This is the difficulty with inquiries: it is hard to be fair or just. There have been assumptions by some today that Foreign Office advice was, or may have been, good but was not heard; others have had the assumption that it may not have been good. The noble Lord, Lord Owen, gave a dramatically interesting example of Foreign Office advice that seemed extremely powerful; he suggested that, if it had been followed, things might have been different. On the other hand, as the noble Lord, Lord Hannay, said, the decision to win a vote in the United Nations—a vote that could never have been won and for which a major price was paid in terms of British influence on the United States—was taken at least in part, presumably, on Foreign Office advice. These are exceptionally difficult matters.
Like the noble Lord, Lord Soley, with whose views on foreign policy I am in much sympathy, I have no opposition in principle to an inquiry. It has to be conceded that the noble Lord, Lord Fowler, has made a powerful case. I take the observations of the noble Baroness, Lady Ramsay, seriously, but they are an argument about timing, although I understand that argument.
Let me give just one other example of the difficulties that we face. Many Members of this House will remember the 2004 report of my noble friend Lord Butler on weapons of mass destruction; indeed, the contributions of my noble friend were accurately recalled by the noble Lord, Lord Fowler. The report has that famous and carefully sculpted last paragraph, which implies that Mr Blair's informal style of government exacerbated the difficulties in formulating policy on Iraq. There is no question about that. However, let me also remind noble Lords of the first paragraph. If we are to take the report seriously, as I think we should, we must also take seriously its opening; indeed, we must take seriously the whole body of the report and the complex material that it presents about the difficulties of intelligence gathering and assessment. The report opens with these words:

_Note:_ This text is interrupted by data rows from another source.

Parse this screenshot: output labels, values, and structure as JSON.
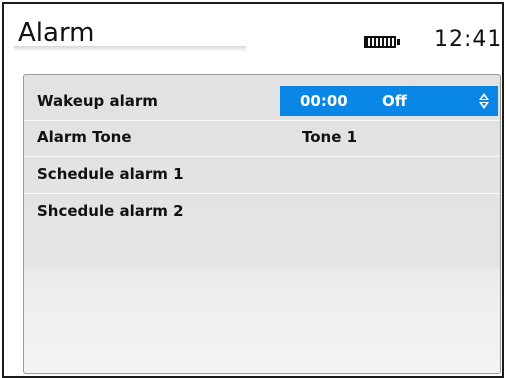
{
  "header": {
    "title": "Alarm",
    "clock": "12:41",
    "battery_icon": "battery-full-icon"
  },
  "alarm_list": {
    "items": [
      {
        "label": "Wakeup alarm",
        "time": "00:00",
        "state": "Off",
        "selected": true
      },
      {
        "label": "Alarm Tone",
        "value": "Tone 1"
      },
      {
        "label": "Schedule alarm 1"
      },
      {
        "label": "Shcedule alarm 2"
      }
    ]
  },
  "colors": {
    "selection": "#0a86e6",
    "panel": "#e2e2e2",
    "text": "#111111"
  }
}
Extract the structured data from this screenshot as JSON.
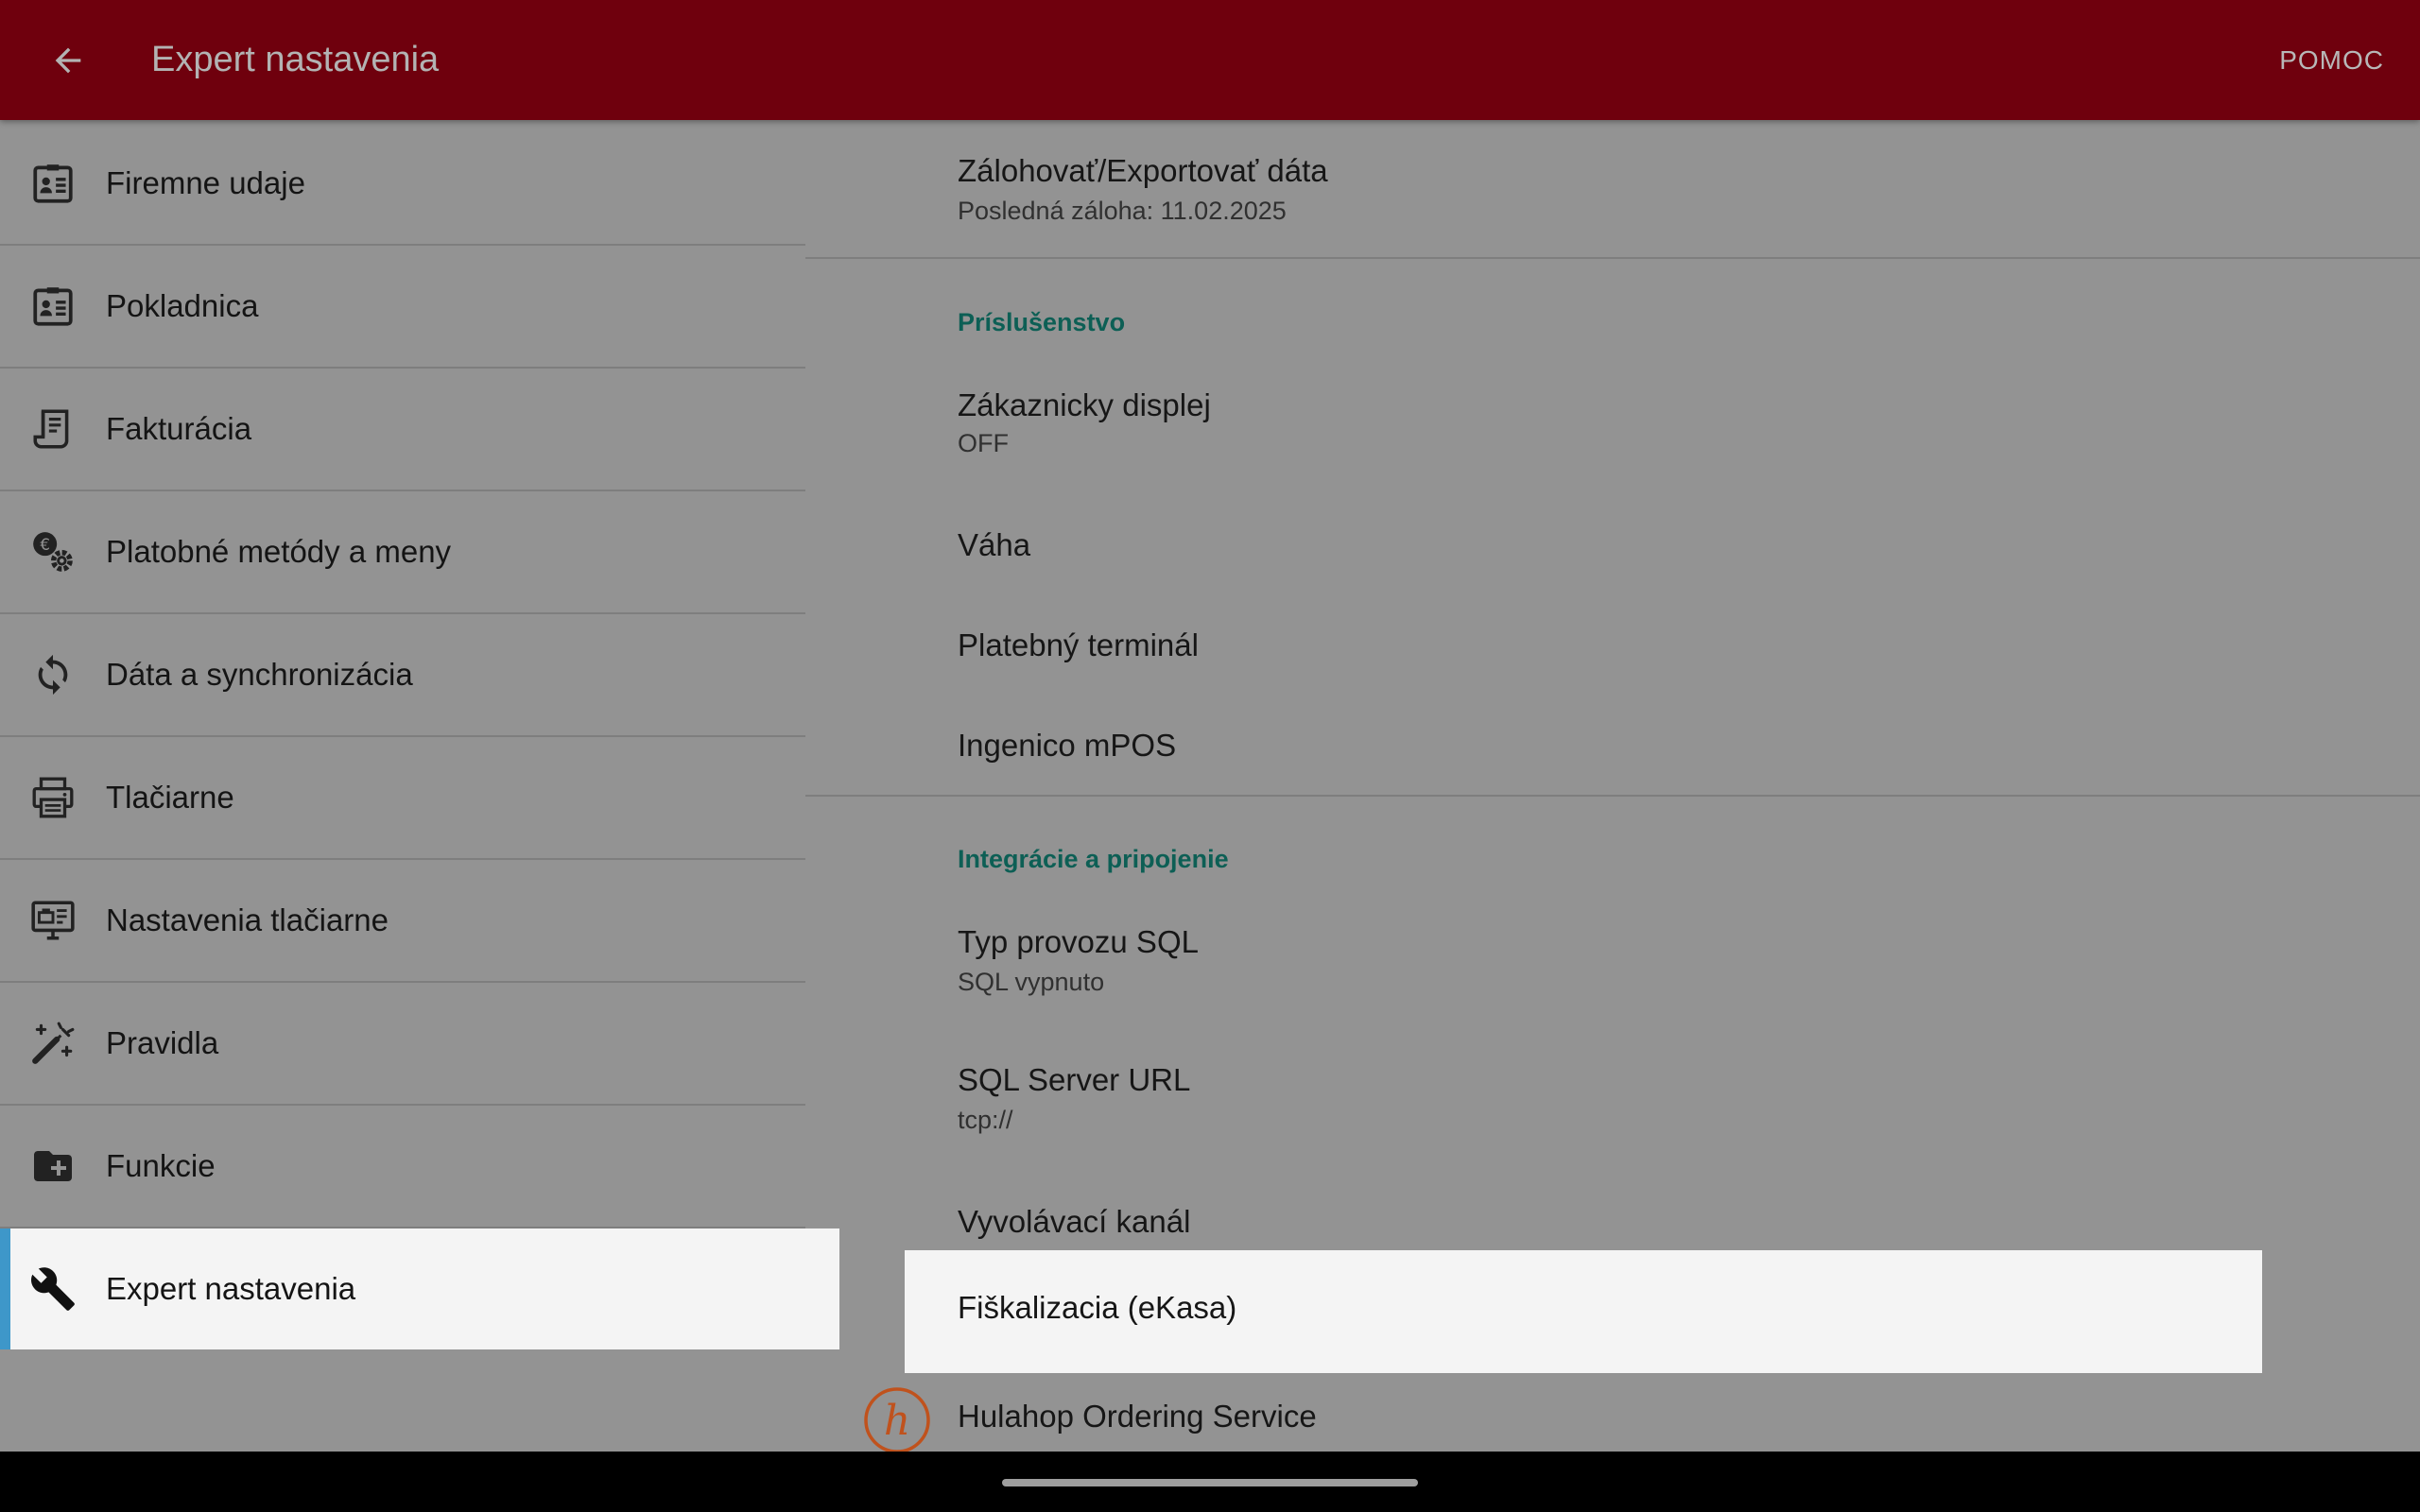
{
  "appbar": {
    "title": "Expert nastavenia",
    "help_label": "POMOC",
    "color": "#6f000d"
  },
  "sidebar": {
    "accent": "#3e97c9",
    "items": [
      {
        "label": "Firemne udaje",
        "icon": "company-card-icon"
      },
      {
        "label": "Pokladnica",
        "icon": "company-card-icon"
      },
      {
        "label": "Fakturácia",
        "icon": "invoice-scroll-icon"
      },
      {
        "label": "Platobné metódy a meny",
        "icon": "euro-gear-icon"
      },
      {
        "label": "Dáta a synchronizácia",
        "icon": "sync-icon"
      },
      {
        "label": "Tlačiarne",
        "icon": "printer-icon"
      },
      {
        "label": "Nastavenia tlačiarne",
        "icon": "printer-settings-icon"
      },
      {
        "label": "Pravidla",
        "icon": "magic-wand-icon"
      },
      {
        "label": "Funkcie",
        "icon": "folder-plus-icon"
      },
      {
        "label": "Expert nastavenia",
        "icon": "wrench-icon",
        "selected": true
      }
    ]
  },
  "main": {
    "backup": {
      "title": "Zálohovať/Exportovať dáta",
      "summary": "Posledná záloha: 11.02.2025"
    },
    "category_accessories": "Príslušenstvo",
    "customer_display": {
      "title": "Zákaznicky displej",
      "summary": "OFF"
    },
    "scale": {
      "title": "Váha"
    },
    "payment_terminal": {
      "title": "Platebný terminál"
    },
    "ingenico": {
      "title": "Ingenico mPOS"
    },
    "category_integrations": "Integrácie a pripojenie",
    "sql_mode": {
      "title": "Typ provozu SQL",
      "summary": "SQL vypnuto"
    },
    "sql_url": {
      "title": "SQL Server URL",
      "summary": "tcp://"
    },
    "call_channel": {
      "title": "Vyvolávací kanál"
    },
    "fiscalization": {
      "title": "Fiškalizacia (eKasa)"
    },
    "hulahop": {
      "title": "Hulahop Ordering Service",
      "logo_letter": "h",
      "logo_color": "#c0521d"
    }
  }
}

"Much of the intelligence that we receive in war is contradictory, even more of it is plain wrong, and most of it is fairly dubious. What one can require of an officer, under these circumstances, is a certain degree of discrimination, which can only be gained from knowledge of men and affairs and from good judgement. The law of probability must be his guide".